Lists Home |
Date Index |
email@example.com (Rick Jelliffe) writes:
>Once a large technology is made from sufficiently intertwined parts,
>there is no way to order an exposition of it such that
>strongly-connected ideas are always close together. Spaghetti doesn't
>want to be free. (At least, "no way" to order the exposition with
>HTML-style pages: maybe WXS needs something more like Nelson's
>transclusion, where you can pull in fragments (without losing their
>context) and embed them into running text, without the maintenance
>penalty of duplicated sections.)
This is beautifully put, and reflects the same challenges authors face
in explaining specifications as well. Cross-references are wonderful
things, but immensely frustrating to manage and to read.
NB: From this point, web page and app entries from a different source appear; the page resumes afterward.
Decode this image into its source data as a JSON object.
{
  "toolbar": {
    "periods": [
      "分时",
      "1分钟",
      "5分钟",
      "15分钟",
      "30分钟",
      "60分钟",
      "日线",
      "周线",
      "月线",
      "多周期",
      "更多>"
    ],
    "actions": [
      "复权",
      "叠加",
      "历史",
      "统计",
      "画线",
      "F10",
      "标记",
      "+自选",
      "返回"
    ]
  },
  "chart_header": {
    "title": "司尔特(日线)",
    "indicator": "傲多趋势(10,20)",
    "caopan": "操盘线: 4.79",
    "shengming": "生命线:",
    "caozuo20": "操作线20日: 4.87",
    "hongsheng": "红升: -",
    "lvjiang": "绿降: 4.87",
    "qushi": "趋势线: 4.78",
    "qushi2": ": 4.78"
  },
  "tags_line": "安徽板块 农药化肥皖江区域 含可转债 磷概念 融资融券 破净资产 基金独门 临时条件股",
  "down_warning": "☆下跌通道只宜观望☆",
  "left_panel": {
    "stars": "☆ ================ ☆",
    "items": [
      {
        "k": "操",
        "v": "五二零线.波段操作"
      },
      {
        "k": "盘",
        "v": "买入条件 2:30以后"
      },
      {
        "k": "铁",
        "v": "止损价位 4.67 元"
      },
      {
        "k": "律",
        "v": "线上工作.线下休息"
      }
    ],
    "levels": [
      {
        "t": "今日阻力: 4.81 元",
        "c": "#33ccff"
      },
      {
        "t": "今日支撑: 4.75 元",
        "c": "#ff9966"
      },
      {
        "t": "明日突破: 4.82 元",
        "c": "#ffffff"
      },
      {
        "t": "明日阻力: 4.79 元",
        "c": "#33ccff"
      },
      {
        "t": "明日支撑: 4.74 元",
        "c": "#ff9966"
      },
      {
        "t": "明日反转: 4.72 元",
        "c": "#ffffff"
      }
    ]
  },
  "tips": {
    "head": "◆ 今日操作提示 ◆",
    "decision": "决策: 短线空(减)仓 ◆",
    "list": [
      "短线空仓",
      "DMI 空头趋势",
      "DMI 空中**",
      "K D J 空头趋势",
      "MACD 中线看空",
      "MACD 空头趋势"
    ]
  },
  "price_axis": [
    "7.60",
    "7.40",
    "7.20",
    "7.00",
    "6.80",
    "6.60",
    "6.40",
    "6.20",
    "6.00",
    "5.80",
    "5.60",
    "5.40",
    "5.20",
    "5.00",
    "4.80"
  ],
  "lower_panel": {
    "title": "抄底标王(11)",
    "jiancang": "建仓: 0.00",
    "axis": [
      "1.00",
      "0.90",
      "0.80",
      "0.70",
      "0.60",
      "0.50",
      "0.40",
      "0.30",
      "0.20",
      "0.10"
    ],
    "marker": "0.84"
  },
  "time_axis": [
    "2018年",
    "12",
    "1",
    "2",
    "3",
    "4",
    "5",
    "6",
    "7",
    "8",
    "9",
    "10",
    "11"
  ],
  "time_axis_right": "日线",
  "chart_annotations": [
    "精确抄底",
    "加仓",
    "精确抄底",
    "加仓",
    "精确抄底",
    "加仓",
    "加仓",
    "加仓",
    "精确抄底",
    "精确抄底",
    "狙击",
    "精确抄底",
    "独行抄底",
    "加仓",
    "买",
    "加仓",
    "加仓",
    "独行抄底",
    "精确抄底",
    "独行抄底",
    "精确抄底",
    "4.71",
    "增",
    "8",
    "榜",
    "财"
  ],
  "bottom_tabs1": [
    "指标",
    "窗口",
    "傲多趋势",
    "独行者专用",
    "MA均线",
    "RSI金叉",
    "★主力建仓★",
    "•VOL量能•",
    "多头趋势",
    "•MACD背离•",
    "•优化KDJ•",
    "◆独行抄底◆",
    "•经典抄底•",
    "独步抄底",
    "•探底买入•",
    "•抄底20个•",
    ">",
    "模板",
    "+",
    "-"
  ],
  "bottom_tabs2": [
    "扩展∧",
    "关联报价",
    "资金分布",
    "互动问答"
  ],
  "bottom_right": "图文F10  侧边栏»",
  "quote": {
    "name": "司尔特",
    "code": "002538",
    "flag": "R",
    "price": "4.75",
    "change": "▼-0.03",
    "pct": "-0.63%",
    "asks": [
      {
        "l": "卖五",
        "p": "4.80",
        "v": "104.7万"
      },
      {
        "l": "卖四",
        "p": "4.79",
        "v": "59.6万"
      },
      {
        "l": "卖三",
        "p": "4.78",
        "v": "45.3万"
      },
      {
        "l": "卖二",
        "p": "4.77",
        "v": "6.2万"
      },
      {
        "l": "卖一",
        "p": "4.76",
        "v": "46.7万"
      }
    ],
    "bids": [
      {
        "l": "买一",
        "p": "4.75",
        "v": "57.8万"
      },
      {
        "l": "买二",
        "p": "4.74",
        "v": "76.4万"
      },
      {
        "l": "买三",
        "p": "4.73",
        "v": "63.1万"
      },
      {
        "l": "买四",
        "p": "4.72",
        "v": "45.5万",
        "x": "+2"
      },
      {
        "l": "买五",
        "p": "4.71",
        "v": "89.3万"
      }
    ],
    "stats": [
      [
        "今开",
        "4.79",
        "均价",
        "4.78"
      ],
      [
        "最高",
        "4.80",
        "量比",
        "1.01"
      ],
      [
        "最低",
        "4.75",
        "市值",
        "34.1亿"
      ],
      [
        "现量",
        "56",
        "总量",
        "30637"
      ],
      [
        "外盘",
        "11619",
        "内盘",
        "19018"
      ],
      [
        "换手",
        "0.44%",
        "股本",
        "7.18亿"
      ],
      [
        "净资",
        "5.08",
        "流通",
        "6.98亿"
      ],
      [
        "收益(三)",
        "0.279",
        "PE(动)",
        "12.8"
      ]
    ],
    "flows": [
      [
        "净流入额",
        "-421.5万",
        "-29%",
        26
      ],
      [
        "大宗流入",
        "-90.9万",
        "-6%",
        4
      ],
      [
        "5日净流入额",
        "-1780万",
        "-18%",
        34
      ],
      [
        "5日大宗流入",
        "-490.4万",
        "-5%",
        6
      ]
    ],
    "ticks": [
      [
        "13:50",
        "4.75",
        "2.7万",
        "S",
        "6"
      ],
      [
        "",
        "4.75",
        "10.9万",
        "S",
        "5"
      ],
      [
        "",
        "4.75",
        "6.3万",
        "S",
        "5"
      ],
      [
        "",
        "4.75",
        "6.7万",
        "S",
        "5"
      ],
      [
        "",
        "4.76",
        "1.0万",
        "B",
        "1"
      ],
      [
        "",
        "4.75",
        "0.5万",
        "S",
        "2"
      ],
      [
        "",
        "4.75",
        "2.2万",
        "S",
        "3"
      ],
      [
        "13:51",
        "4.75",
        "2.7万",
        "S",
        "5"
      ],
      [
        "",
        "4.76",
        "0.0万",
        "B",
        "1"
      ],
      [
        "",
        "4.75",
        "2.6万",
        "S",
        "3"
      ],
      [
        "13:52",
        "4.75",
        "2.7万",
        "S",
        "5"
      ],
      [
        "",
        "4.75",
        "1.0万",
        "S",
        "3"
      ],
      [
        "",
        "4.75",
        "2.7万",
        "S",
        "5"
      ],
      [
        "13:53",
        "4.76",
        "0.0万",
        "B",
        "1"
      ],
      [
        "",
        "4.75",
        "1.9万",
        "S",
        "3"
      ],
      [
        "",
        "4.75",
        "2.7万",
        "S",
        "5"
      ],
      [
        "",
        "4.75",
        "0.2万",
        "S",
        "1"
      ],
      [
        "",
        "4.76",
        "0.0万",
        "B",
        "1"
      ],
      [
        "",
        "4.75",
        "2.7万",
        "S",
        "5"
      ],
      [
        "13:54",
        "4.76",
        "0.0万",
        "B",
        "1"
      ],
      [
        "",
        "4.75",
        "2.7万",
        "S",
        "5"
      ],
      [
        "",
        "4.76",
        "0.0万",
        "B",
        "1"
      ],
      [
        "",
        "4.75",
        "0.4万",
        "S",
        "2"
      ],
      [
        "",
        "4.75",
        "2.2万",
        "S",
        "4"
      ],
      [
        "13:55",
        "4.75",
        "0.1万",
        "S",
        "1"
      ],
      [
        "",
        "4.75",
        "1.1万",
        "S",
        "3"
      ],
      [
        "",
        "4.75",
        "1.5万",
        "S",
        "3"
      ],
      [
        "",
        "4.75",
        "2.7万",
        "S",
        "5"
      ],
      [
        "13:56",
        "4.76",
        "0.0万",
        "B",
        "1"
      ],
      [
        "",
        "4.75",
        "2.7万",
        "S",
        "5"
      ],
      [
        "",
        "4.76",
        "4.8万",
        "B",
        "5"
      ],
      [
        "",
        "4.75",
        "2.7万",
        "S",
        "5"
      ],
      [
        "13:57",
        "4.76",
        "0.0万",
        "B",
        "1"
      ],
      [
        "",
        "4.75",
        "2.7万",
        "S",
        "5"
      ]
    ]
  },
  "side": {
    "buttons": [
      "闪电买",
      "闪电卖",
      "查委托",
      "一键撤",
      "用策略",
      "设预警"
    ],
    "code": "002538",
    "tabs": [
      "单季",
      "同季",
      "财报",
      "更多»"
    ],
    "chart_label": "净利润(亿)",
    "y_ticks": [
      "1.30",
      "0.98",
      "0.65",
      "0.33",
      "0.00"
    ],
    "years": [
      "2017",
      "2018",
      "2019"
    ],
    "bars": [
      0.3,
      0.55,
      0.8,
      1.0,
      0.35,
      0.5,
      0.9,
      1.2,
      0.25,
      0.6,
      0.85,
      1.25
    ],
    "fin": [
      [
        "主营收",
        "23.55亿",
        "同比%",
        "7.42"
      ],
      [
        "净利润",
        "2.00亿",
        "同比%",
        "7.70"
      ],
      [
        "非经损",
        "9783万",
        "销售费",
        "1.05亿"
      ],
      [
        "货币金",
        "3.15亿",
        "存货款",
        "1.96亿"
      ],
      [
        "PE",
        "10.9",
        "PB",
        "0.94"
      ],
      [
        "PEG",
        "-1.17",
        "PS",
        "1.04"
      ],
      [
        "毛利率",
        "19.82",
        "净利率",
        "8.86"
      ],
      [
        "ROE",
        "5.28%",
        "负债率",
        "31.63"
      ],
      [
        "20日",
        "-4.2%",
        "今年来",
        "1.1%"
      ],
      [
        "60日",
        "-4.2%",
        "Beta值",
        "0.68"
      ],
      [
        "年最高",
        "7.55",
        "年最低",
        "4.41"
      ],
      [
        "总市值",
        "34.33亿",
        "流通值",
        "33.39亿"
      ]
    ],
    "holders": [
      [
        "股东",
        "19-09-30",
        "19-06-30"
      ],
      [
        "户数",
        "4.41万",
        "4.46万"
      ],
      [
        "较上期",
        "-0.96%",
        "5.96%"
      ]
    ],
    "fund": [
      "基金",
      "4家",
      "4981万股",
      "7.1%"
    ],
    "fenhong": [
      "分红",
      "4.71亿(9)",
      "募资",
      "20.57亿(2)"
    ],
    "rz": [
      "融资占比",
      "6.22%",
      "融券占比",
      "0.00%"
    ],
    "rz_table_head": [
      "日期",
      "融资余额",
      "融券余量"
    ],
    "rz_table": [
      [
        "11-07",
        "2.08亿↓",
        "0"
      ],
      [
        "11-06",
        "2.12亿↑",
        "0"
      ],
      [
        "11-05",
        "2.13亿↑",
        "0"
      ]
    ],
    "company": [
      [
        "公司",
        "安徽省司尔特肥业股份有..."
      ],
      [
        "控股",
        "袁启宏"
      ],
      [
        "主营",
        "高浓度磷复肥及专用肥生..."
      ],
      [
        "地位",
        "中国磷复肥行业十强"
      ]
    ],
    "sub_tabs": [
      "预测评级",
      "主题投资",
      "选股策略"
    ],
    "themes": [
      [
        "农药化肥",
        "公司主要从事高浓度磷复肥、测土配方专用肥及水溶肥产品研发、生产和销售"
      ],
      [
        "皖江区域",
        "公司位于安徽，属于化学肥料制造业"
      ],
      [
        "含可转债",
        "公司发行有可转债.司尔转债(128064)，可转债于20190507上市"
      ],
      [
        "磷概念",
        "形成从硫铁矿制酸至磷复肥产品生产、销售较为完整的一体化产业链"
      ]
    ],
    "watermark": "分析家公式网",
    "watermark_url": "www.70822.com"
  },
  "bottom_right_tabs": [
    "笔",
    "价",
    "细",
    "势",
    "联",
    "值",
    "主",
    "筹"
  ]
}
Even simplifying the specifications doesn't always help. As fond as I
am of clean layering in specifications, that fondness causes me problems
when I want to assume that readers understand the layer on which I'm
building. Given readers who do know the layers, things are great, but
otherwise there's yet another learning process.
>Indeed, I think that is a forgotten
>rationale for XML over SGML: dumbing down an intertwined technology so
>that it could have a spec straightforward-enough that people could
>conveniently read it.
Yes. The XML spec was difficult enough when I first encountered it. I
can't imagine daring to write "SGML: A Primer" at that point, but "XML:
A Primer" was better than plausible.